YOUR OBJECTIVE:
Lines from the entries below that hold "even" form the answer; copy all of them.

RECORDS FOR THE TASK:
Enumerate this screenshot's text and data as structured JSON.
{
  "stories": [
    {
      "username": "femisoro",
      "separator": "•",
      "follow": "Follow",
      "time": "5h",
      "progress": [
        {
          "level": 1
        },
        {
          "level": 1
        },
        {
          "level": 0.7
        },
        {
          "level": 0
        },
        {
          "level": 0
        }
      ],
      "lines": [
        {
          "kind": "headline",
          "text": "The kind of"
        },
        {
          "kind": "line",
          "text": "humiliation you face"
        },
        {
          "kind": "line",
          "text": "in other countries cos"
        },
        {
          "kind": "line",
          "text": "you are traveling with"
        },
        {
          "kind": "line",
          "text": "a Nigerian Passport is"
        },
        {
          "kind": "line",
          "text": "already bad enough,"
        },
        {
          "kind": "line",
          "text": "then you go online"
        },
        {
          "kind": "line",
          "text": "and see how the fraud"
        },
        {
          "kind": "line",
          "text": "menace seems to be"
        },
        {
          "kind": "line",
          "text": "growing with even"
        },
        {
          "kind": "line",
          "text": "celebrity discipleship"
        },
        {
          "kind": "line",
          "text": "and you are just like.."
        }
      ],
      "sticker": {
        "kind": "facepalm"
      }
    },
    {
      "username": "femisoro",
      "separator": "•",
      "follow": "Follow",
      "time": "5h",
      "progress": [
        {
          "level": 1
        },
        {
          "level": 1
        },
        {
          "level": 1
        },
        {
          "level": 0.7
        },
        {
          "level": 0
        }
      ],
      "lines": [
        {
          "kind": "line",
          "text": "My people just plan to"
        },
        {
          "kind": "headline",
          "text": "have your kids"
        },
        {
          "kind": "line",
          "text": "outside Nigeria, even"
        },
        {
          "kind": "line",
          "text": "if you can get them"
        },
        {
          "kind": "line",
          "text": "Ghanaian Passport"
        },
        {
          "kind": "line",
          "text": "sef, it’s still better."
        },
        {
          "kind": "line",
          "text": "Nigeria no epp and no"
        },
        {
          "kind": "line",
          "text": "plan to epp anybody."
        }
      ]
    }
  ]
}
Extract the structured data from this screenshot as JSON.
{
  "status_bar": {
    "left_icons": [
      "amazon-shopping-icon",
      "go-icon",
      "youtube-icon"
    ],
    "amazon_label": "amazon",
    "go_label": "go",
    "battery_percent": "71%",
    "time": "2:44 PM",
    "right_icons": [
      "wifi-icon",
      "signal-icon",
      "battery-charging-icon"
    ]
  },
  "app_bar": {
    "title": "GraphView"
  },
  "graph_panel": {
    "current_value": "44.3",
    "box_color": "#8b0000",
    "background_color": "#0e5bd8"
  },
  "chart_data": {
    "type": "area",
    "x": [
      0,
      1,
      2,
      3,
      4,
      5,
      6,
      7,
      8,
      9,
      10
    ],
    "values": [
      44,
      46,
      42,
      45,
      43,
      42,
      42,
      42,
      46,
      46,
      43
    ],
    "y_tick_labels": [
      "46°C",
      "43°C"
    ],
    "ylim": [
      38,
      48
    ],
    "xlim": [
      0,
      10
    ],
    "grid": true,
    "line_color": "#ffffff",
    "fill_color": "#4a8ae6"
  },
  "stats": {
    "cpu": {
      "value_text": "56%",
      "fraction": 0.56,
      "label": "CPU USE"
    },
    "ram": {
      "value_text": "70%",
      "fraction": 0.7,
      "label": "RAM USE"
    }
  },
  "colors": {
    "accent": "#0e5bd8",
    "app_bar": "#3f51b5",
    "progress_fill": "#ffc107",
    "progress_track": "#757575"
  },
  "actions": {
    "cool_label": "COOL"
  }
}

SOLUTION TO THIS EXERCISE:
          "text": "growing with even"
          "text": "outside Nigeria, even"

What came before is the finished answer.